As the groundbreaking UN climate negotiations COP21 begins to take a lion’s share of global news, climate activists are unearthing dirty secrets hidden in the suspicious activities of many Fossil Fuel companies across the globe. Even more distrustful is the fact the ongoing Conference of Parties (COP21) is being funded by the Coal industry, with the so-called dirty money.
A new report by Corporate Accountability International highlights that 4 of the leading sponsors of this year’s UN climate negotiations are collectively responsible for more than 200 megatonnes of CO2 emissions worldwide.
The report titled, ‘Fueling the Fire - The corporate sponsors bankrolling COP21’ reveals how European energy giants Engie, EDF, Suez Environnement and BNP Paribas collectively own more than 46 coal-fired power plants around the world, including investments in oil sands exploration in Canada and fracking for shale gas in the UK.
It seems a bit puzzling as to why on earth would Fossil Fuel companies be the ones to support mammoth global climate agenda seeking to alter their business course towards divestment and shifting to renewable energy investments. To start with, there a general feeling that even this direct financial interest and support goes against the moral focus of the negotiations, let alone the possible divergent hidden agendas.
The same hidden interests have been cluing in most developing countries’. In African countries, the impacts of anti-clean energy lobbies must be as grave and abysmal as chasms of oil wells and coal pits, from South Africa to Libya and from Nigeria to Uganda; from where rises the popular ghost of climate change – greenhouse gases emissions.
This is imposing a double danger. First, increasing investments by Fossil Fuel firms is threatening to the budding renewable energy industry of these poor countries in spite of known dangers of burning fossil fuels. Secondly, the gigantic profits these firms advantage empower them to influence environmental policies in a manner more alarming than ever.
Past experiences shows that Uganda's environment, for instance is being put at risk by a secret deal between the government and Tullow Oil. The UK oil firm had framed a deal with no provision for the environmental or social impact of oil extraction in Uganda. But the firm lied the deal was standard and that its company practices would ensure environmental protection.
The same dirty oil company was once accused of inappropriately trying to manipulate figures and distort Uganda’s tax laws. While in mature producers like Nigeria, gas flaring is widely practised and is reported to devastate the local environment.

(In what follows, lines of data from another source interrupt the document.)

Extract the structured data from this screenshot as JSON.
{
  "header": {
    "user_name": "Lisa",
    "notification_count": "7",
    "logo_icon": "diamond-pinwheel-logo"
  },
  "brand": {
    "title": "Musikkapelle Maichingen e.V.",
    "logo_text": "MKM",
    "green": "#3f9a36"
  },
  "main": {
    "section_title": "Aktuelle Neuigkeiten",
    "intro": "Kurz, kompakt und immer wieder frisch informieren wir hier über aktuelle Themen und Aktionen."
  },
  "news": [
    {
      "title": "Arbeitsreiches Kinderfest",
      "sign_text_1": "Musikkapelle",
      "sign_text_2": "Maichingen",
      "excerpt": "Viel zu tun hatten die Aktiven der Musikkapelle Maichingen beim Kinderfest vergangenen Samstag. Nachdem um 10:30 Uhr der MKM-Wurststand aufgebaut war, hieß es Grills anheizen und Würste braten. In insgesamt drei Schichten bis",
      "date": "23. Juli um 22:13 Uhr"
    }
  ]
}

And in Kenya, Erin Energy appears to be manipulating the government. The American oil explorer is pushing Kenya to extend its licence as it looks for a partner [for pollution]. This is seems to be why black gold in Africa have with met strong academic clichés such the “oil curse.”

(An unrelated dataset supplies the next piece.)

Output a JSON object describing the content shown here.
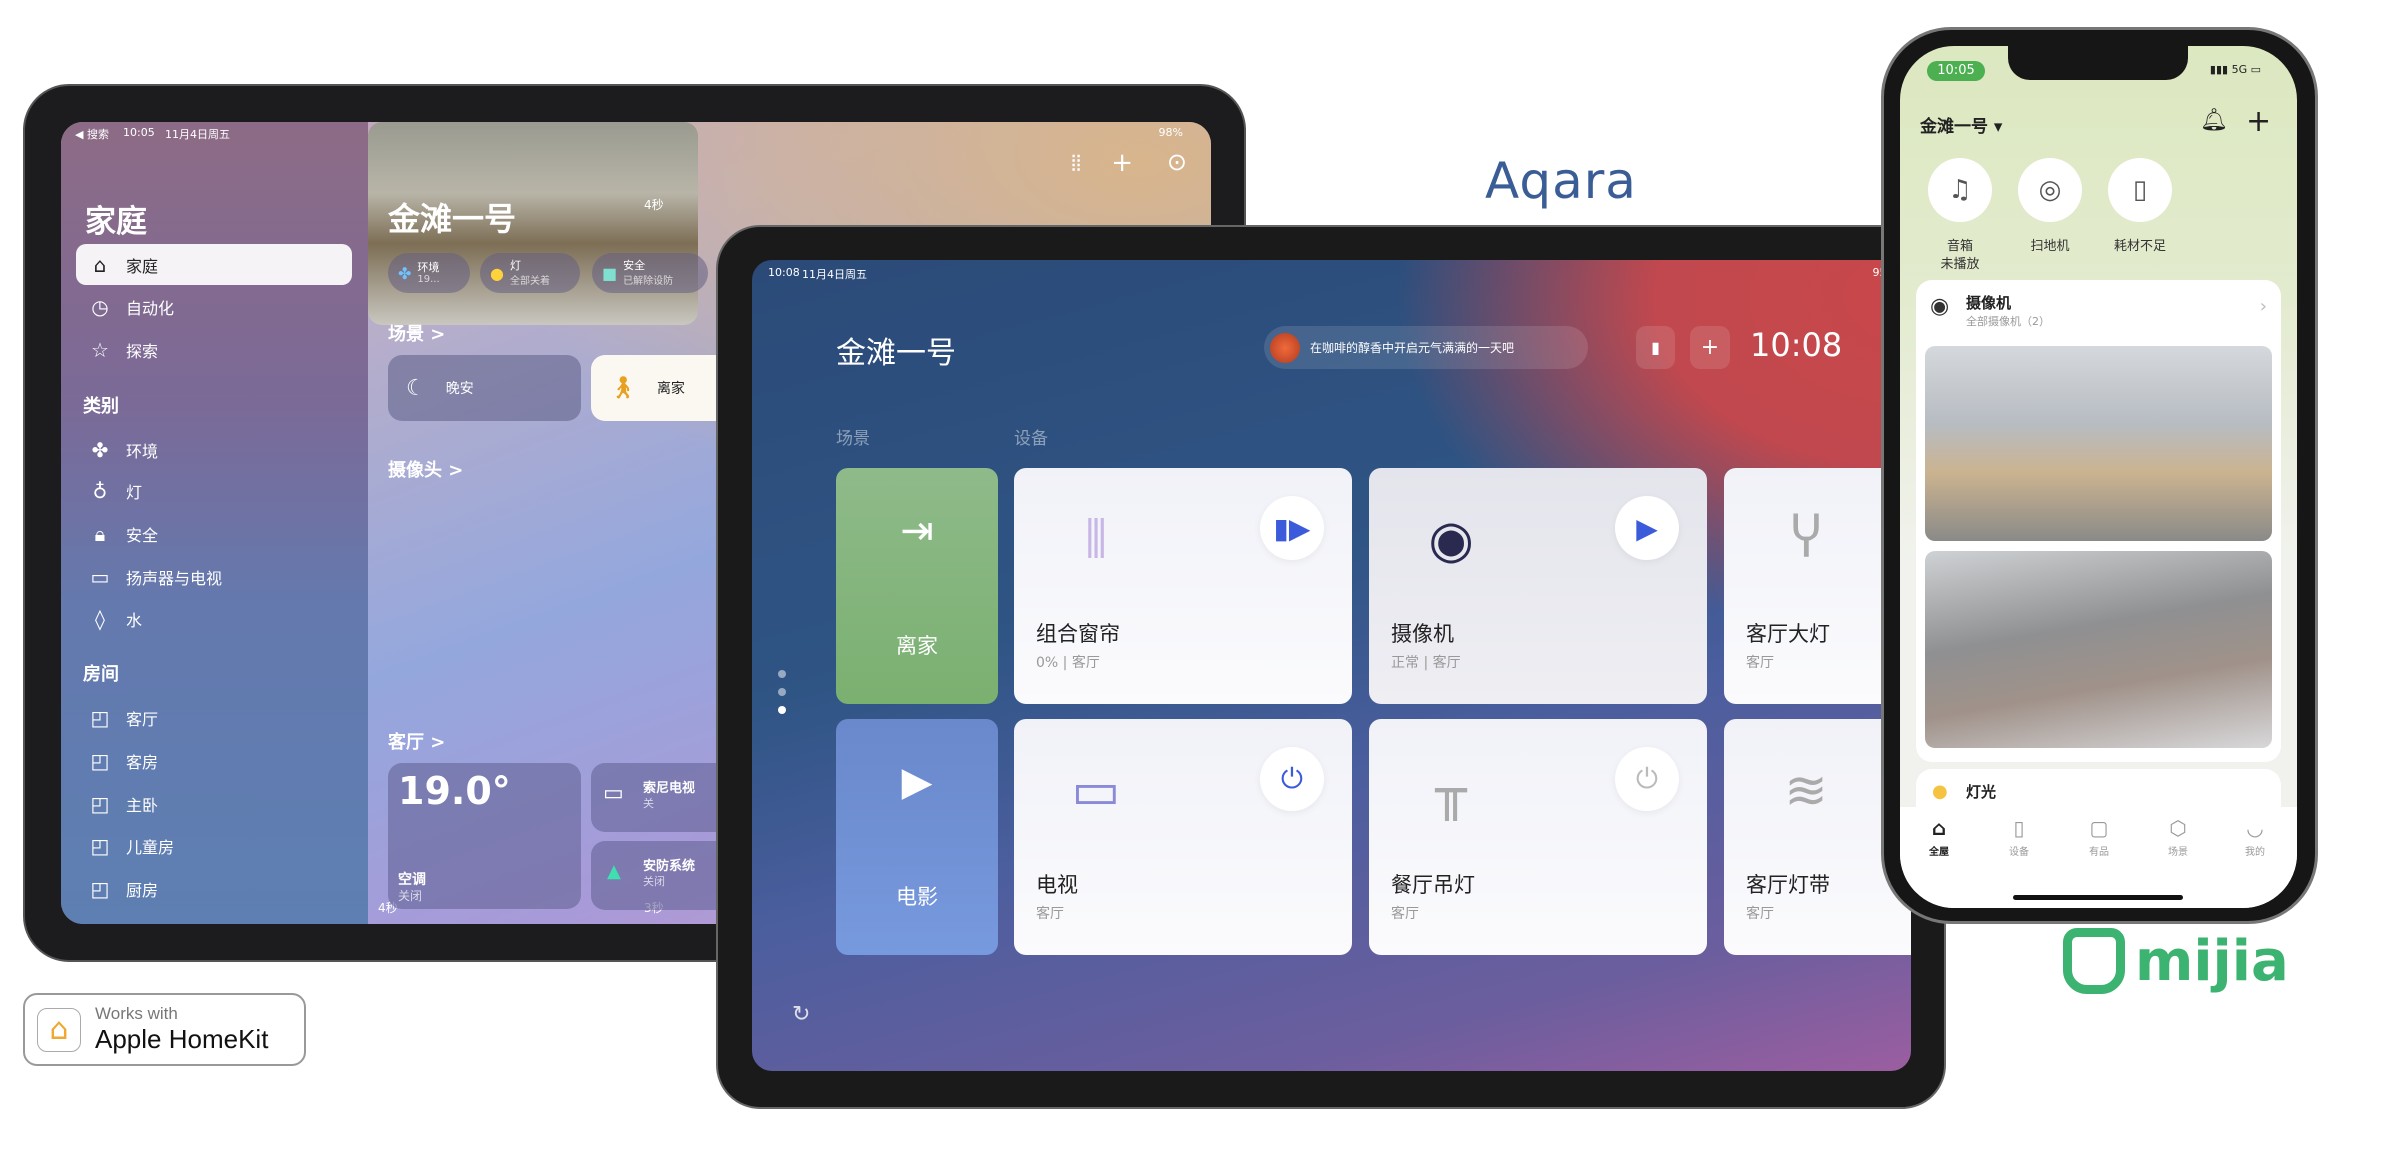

Worryingly, another version of the same curse is feared to seep in COP21. Patti Lynn, Executive director of Corporate Accountability International noted that the decision to allow large polluters to sponsor COP21 is “akin to hiring a fox to guard a hen house" arguing that the UN climate negotiations was at risk of becoming a “corporate tradeshows for false market-based solutions.”
Earlier this year, ExxonMobil was notably outed for having suppressed knowledge of their role on contributing to Climate Change for the past 30 years. The fossil fuel company gave more than $2.3m to members of Congress and a corporate lobbying group that deny climate change and block efforts to fight climate change – eight years after pledging to stop its funding of climate denial.

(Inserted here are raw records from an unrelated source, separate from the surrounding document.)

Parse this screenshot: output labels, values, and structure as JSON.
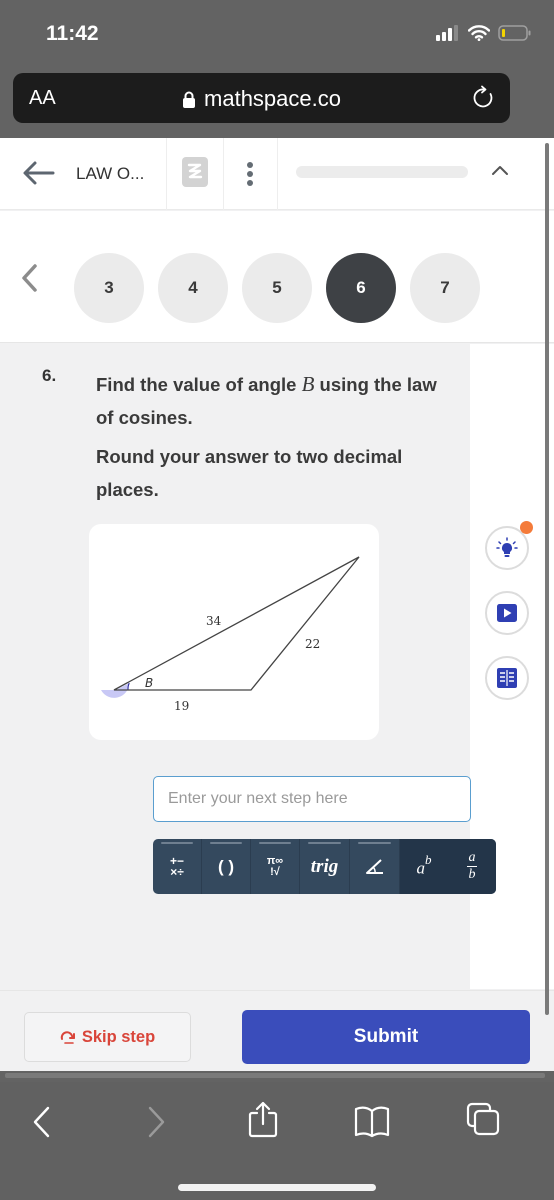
{
  "status_bar": {
    "time": "11:42",
    "signal_icon": "cellular-signal-icon",
    "wifi_icon": "wifi-icon",
    "battery_icon": "battery-low-icon",
    "battery_color": "#f2d300"
  },
  "browser": {
    "text_size_label": "AA",
    "url": "mathspace.co",
    "lock_icon": "lock-icon",
    "reload_icon": "reload-icon"
  },
  "app_header": {
    "back_icon": "arrow-left-icon",
    "breadcrumb": "LAW O...",
    "logo_icon": "mathspace-logo-icon",
    "menu_icon": "kebab-menu-icon",
    "collapse_icon": "chevron-up-icon"
  },
  "steps": {
    "prev_icon": "chevron-left-icon",
    "items": [
      {
        "label": "3",
        "active": false
      },
      {
        "label": "4",
        "active": false
      },
      {
        "label": "5",
        "active": false
      },
      {
        "label": "6",
        "active": true
      },
      {
        "label": "7",
        "active": false
      }
    ]
  },
  "question": {
    "number": "6.",
    "line1_before": "Find the value of angle ",
    "line1_var": "B",
    "line1_after": " using the law of cosines.",
    "line2": "Round your answer to two decimal places."
  },
  "figure": {
    "side_top": "34",
    "side_right": "22",
    "side_bottom": "19",
    "angle_label": "B",
    "angle_fill": "#c8c8f5"
  },
  "side_tools": [
    {
      "icon": "lightbulb-hint-icon",
      "has_notification": true
    },
    {
      "icon": "video-play-icon",
      "has_notification": false
    },
    {
      "icon": "worked-example-book-icon",
      "has_notification": false
    }
  ],
  "answer": {
    "value": "",
    "placeholder": "Enter your next step here"
  },
  "keypad": {
    "keys": [
      {
        "name": "operators",
        "label_top": "+−",
        "label_bottom": "×÷"
      },
      {
        "name": "brackets",
        "label": "( )"
      },
      {
        "name": "symbols",
        "label_top": "π∞",
        "label_bottom": "!√"
      },
      {
        "name": "trig",
        "label": "trig"
      },
      {
        "name": "angle",
        "label": "∠"
      },
      {
        "name": "power",
        "label_base": "a",
        "label_exp": "b"
      },
      {
        "name": "fraction",
        "label_num": "a",
        "label_den": "b"
      }
    ]
  },
  "actions": {
    "skip_label": "Skip step",
    "skip_icon": "skip-arrow-icon",
    "submit_label": "Submit"
  },
  "colors": {
    "accent": "#3a4dbb",
    "keypad": "#34495e",
    "skip": "#d9453a",
    "notification": "#f47b3a",
    "tool_icon": "#2f3fb3"
  },
  "bottom_toolbar": {
    "icons": [
      "back-icon",
      "forward-icon",
      "share-icon",
      "bookmarks-icon",
      "tabs-icon"
    ]
  }
}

As if that isn’t enough, ExxonMobil bankrolled $30m to researchers and activist groups promoting disinformation about global warming over the years, according to a tally kept by the campaign group Greenpeace.
Since 2007, the oil company has given $1.87m to Republicans in Congress who deny climate change with all their might and an additional $454,000 to the American Legislative Exchange Council (Alec), according to financial and tax records. This could be the reason why President Obama’s announcement carbon cuts in early June provoked tough languages by the republican law makers.
It appears that many of the new conference sponsors also have historical records of direct policy interference. This suspicious combination of “back-door lobbying” and public smog by dirty energy industry is why Philip Jakpor from Environmental Rights Action Nigeria, argues that we need to “protect climate policy making from those who wish to undermine it.”
Phasing out fossil fuel power and the consequential success in building global clean energy capacities is of matchless relationship to the UNFCCC’s objective of limiting global temperature increase to 2 degrees Celsius. The energies to pursue this vision will be derived from the kind of influence the distrusted lobbyists will be allowed to exhibit in Paris.
Opio Boaz Jarrarrakah,
(Climate tracker with Adopt-A-Negotiator and an advocate for climate change action)